▶ Requirement
Work out the count of lines in the listing below that include "File". Give that count alone.
╭──
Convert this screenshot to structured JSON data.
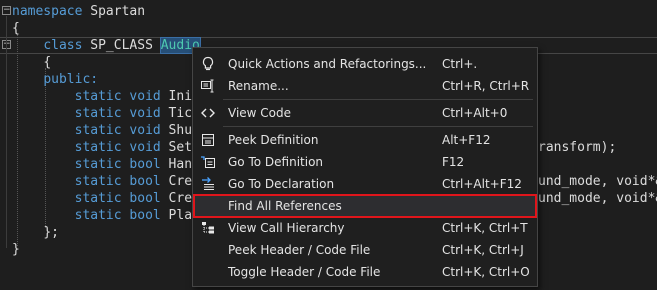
{
  "code": {
    "line1": {
      "kw": "namespace",
      "name": "Spartan"
    },
    "line2": "{",
    "line3": {
      "kw": "class",
      "macro": "SP_CLASS",
      "name": "Audio"
    },
    "line4": "{",
    "line5": {
      "kw": "public:"
    },
    "members": [
      {
        "type": "static void",
        "name": "Init"
      },
      {
        "type": "static void",
        "name": "Tick"
      },
      {
        "type": "static void",
        "name": "Shut"
      },
      {
        "type": "static void",
        "name": "SetL",
        "tail": "ransform);"
      },
      {
        "type": "static bool",
        "name": "Hand"
      },
      {
        "type": "static bool",
        "name": "Crea",
        "tail": "und_mode, void*&"
      },
      {
        "type": "static bool",
        "name": "Crea",
        "tail": "und_mode, void*&"
      },
      {
        "type": "static bool",
        "name": "Play"
      }
    ],
    "line14": "};",
    "line15": "}"
  },
  "menu": {
    "items": [
      {
        "label": "Quick Actions and Refactorings...",
        "shortcut": "Ctrl+.",
        "icon": "lightbulb-icon"
      },
      {
        "label": "Rename...",
        "shortcut": "Ctrl+R, Ctrl+R",
        "icon": "rename-icon"
      },
      {
        "label": "View Code",
        "shortcut": "Ctrl+Alt+0",
        "icon": "code-icon"
      },
      {
        "label": "Peek Definition",
        "shortcut": "Alt+F12",
        "icon": "peek-definition-icon"
      },
      {
        "label": "Go To Definition",
        "shortcut": "F12",
        "icon": "go-to-definition-icon"
      },
      {
        "label": "Go To Declaration",
        "shortcut": "Ctrl+Alt+F12",
        "icon": "go-to-declaration-icon"
      },
      {
        "label": "Find All References",
        "shortcut": "",
        "icon": ""
      },
      {
        "label": "View Call Hierarchy",
        "shortcut": "Ctrl+K, Ctrl+T",
        "icon": "call-hierarchy-icon"
      },
      {
        "label": "Peek Header / Code File",
        "shortcut": "Ctrl+K, Ctrl+J",
        "icon": ""
      },
      {
        "label": "Toggle Header / Code File",
        "shortcut": "Ctrl+K, Ctrl+O",
        "icon": ""
      }
    ],
    "highlight_color": "#e0151b"
  }
}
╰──
▶ Written reply
2